attempted to meet the British
forces face to face on the
open battlefield.
• As a result, the American Militia broke
ranks and fled from the battlefield,
followed closely by General Gates.
The American Revolution
Battle of King’s Mountain (7 Oct 1780)
• In Sept 1780, British Major Patrick Ferguson arrived
in America to organize the Loyalist militia in the
Carolinas .
• A challenge issued by Ferguson against
the patriot militia in the Carolinas
caused backcountry frontiersmen to
rally against the British.
• These militiamen from Virginia, North
Carolina, South Carolina, Tennessee, and
Georgia were organized into a force
known as the “Overmountain Men.”
The American Revolution
Battle of King’s Mountain (7 Oct 1780)
• Receiving intelligence that a force of
militia was approaching, Ferguson
tried to reach the safety of the
British camp of Lord Cornwallis .
• Instead, Ferguson’s loyalists were
surprised and surrounded by the
“Overmountain Men” along the border
between North and South Carolina.
• As a result, Ferguson was killed and
most of his soldiers were either
killed or captured.
The American Revolution
Battle of Cowpens (17 Jan 1781)
• Brig.

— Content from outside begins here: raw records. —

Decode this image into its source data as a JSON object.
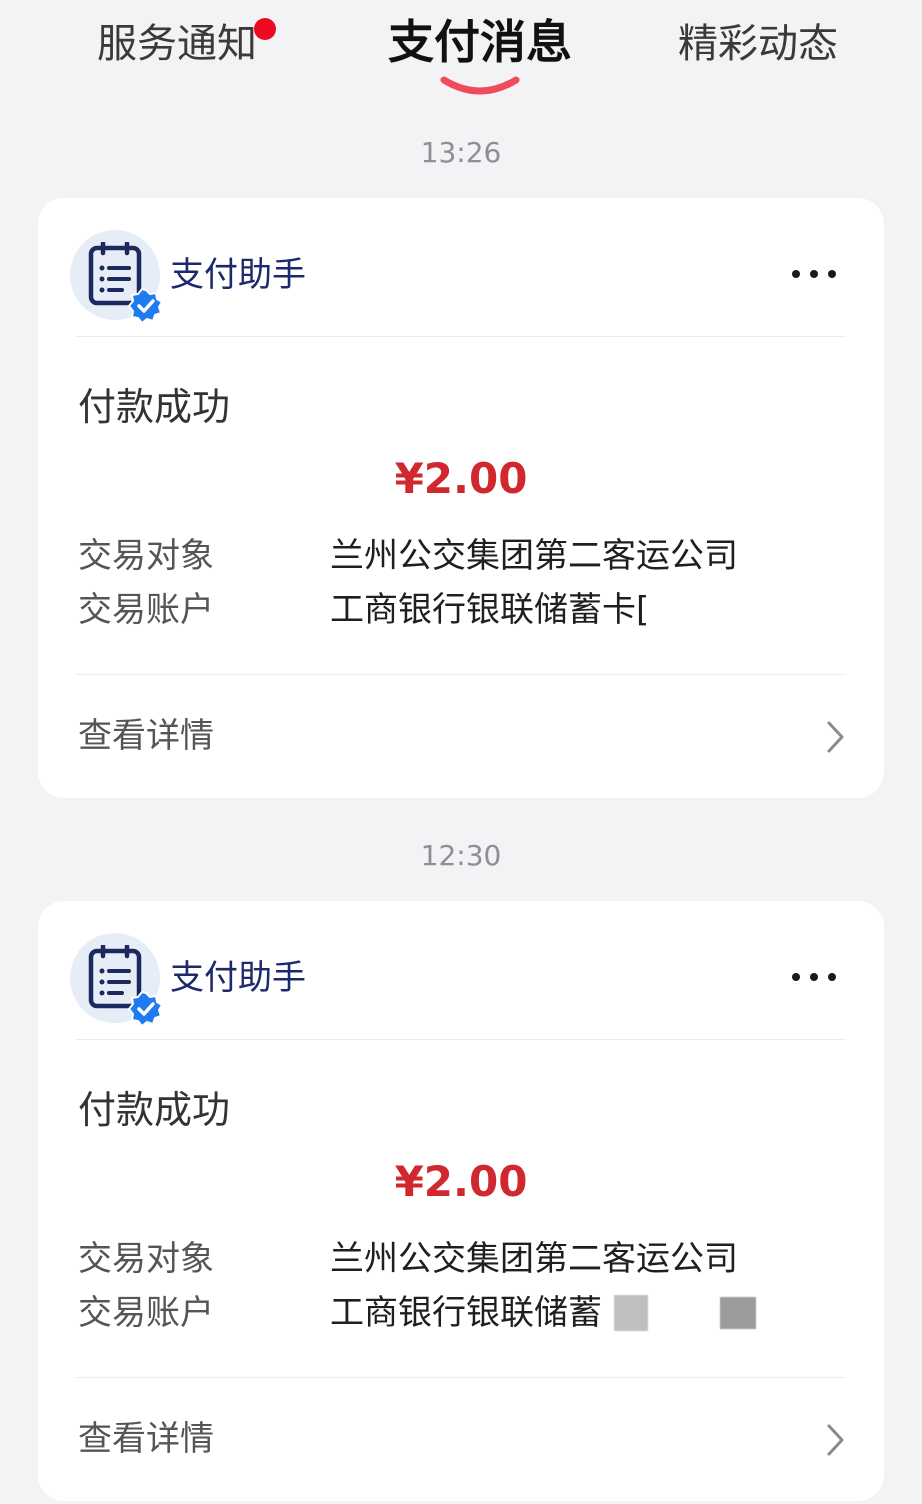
{
  "tabs": [
    {
      "label": "服务通知",
      "has_badge": true,
      "active": false
    },
    {
      "label": "支付消息",
      "active": true
    },
    {
      "label": "精彩动态",
      "active": false
    }
  ],
  "colors": {
    "accent_underline": "#ef4b5b",
    "amount_red": "#d0282e",
    "badge_red": "#ee0a1e",
    "verified_blue": "#1f7bf2"
  },
  "messages": [
    {
      "time": "13:26",
      "sender": "支付助手",
      "sender_icon": "clipboard-list-icon",
      "status": "付款成功",
      "amount": "¥2.00",
      "counterparty_label": "交易对象",
      "counterparty": "兰州公交集团第二客运公司",
      "account_label": "交易账户",
      "account": "工商银行银联储蓄卡[",
      "detail_label": "查看详情"
    },
    {
      "time": "12:30",
      "sender": "支付助手",
      "sender_icon": "clipboard-list-icon",
      "status": "付款成功",
      "amount": "¥2.00",
      "counterparty_label": "交易对象",
      "counterparty": "兰州公交集团第二客运公司",
      "account_label": "交易账户",
      "account": "工商银行银联储蓄",
      "detail_label": "查看详情"
    }
  ]
}
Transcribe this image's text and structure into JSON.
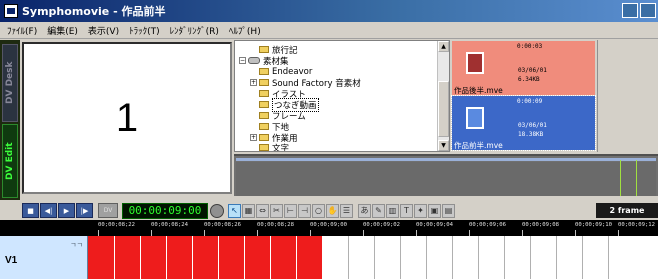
{
  "window": {
    "title": "Symphomovie - 作品前半"
  },
  "menu": [
    "ﾌｧｲﾙ(F)",
    "編集(E)",
    "表示(V)",
    "ﾄﾗｯｸ(T)",
    "ﾚﾝﾀﾞﾘﾝｸﾞ(R)",
    "ﾍﾙﾌﾟ(H)"
  ],
  "side_tabs": {
    "dv_desk": "DV Desk",
    "dv_edit": "DV Edit"
  },
  "preview": {
    "frame_number": "1"
  },
  "folder_tree": {
    "items": [
      {
        "label": "旅行記",
        "kind": "folder",
        "level": 2
      },
      {
        "label": "素材集",
        "kind": "drive",
        "level": 0
      },
      {
        "label": "Endeavor",
        "kind": "folder",
        "level": 2
      },
      {
        "label": "Sound Factory 音素材",
        "kind": "folder",
        "level": 1,
        "expandable": true
      },
      {
        "label": "イラスト",
        "kind": "folder",
        "level": 2
      },
      {
        "label": "つなぎ動画",
        "kind": "folder",
        "level": 2,
        "selected": true
      },
      {
        "label": "フレーム",
        "kind": "folder",
        "level": 2
      },
      {
        "label": "下地",
        "kind": "folder",
        "level": 2
      },
      {
        "label": "作業用",
        "kind": "folder",
        "level": 1,
        "expandable": true
      },
      {
        "label": "文字",
        "kind": "folder",
        "level": 2
      }
    ]
  },
  "clips": [
    {
      "timecode": "0:00:03",
      "date": "03/06/01",
      "size": "6.34KB",
      "name": "作品後半.mve",
      "bg": "#f08c7c",
      "selected": false
    },
    {
      "timecode": "0:00:09",
      "date": "03/06/01",
      "size": "18.38KB",
      "name": "作品前半.mve",
      "bg": "#3c68c8",
      "selected": true
    }
  ],
  "transport": {
    "timecode": "00:00:09:00",
    "dv_label": "DV",
    "frame_mode": "2 frame",
    "buttons": [
      "stop",
      "prev",
      "play",
      "next"
    ]
  },
  "tools": [
    "arrow-icon",
    "select-range-icon",
    "link-icon",
    "razor-icon",
    "in-point-icon",
    "out-point-icon",
    "zoom-icon",
    "hand-icon",
    "list-icon",
    "text-icon",
    "paint-icon",
    "layout-icon",
    "title-icon",
    "effect-icon",
    "render-icon",
    "film-icon"
  ],
  "ruler": {
    "ticks": [
      "00;00;08;22",
      "00;00;08;24",
      "00;00;08;26",
      "00;00;08;28",
      "00;00;09;00",
      "00;00;09;02",
      "00;00;09;04",
      "00;00;09;06",
      "00;00;09;08",
      "00;00;09;10",
      "00;00;09;12"
    ]
  },
  "track": {
    "name": "V1",
    "flag": "ㄱㄱ"
  },
  "colors": {
    "clip_red": "#ee1c1c",
    "timecode_green": "#30ff30",
    "track_header": "#cfe6ff"
  }
}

Gen. Daniel Morgan took command of the
American forces in South Carolina in December 1780.
• Using his knowledge of British
tactics and the American Militia’s
lack of discipline, he was able to
draw the British forces into battle.
• This result of the battle was a
decisive American Victory.
The American Revolution
Battle of Guilford Courthouse (15 Mar 1781)
• Gen. Nathaniel Greene, who had replaced
Gen. Gates, was ready to meet the British
forces under Lord Cornwallis by Mar 1781.
• Although the battle lasted only ninety
minutes and the British technically
defeated the American forces, the British
lost over a quarter of their own men.
• Greene had chosen to withdraw from
the battlefield to prevent a repeat of
the American loss at Camden, while
Cornwallis declined to chase the
Americans into the Carolina backcountry.
The American Revolution
Battle of Yorktown (28 Sep – 19 Oct 1781)
• The Northern and Southern campaigns
converged at Yorktown, Virginia in 1781.
• Cornwallis had been ordered to occupy
a fortified position that could be easily
resupplied from the sea.
• Expecting the arrival of the French fleet from the West Indies,
Washington moved a combined Franco-American force of about 19,000
men toward Yorktown .
• After several days of siege, Cornwallis
decided it was time to surrender,
bringing an end to the war.